*PROBLEM TO WORK ON*
If a line in the data contains "home", copy it out.
RECORDS FOR THIS TASK below:
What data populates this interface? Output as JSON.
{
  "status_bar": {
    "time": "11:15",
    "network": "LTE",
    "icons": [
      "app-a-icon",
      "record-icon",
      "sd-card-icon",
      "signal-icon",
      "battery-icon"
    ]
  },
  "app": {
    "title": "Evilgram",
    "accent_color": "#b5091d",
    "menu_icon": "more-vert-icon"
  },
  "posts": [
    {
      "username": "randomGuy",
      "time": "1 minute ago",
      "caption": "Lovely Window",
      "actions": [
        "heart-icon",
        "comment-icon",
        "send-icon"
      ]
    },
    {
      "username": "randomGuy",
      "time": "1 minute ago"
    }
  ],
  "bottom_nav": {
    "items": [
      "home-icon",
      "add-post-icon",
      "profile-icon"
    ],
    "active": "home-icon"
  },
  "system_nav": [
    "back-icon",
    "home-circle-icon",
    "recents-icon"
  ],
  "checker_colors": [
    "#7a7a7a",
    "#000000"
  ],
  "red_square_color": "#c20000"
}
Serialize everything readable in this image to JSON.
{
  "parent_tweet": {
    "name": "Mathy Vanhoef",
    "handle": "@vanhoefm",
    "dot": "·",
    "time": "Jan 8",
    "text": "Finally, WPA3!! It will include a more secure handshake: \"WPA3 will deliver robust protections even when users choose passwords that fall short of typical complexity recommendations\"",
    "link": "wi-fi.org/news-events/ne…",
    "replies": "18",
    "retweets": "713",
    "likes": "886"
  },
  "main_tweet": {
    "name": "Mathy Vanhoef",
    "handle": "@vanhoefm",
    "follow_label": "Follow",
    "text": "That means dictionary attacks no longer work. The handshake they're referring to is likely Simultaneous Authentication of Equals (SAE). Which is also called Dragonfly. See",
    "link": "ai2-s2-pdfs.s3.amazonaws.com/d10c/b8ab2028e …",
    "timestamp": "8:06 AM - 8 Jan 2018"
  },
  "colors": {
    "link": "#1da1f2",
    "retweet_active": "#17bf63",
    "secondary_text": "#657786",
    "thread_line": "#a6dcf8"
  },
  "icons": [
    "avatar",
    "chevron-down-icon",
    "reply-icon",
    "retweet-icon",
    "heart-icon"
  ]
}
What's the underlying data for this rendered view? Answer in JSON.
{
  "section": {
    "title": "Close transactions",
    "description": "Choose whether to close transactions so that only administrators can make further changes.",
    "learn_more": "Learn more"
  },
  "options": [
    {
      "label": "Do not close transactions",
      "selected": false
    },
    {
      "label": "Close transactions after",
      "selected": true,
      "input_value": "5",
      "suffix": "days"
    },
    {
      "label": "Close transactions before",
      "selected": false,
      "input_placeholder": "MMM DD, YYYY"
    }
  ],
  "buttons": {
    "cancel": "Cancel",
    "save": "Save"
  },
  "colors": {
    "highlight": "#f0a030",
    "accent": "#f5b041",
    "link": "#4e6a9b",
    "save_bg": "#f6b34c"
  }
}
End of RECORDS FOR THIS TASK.
*SOLUTION BELOW*
      "home-icon",
    "active": "home-icon"
    "home-circle-icon",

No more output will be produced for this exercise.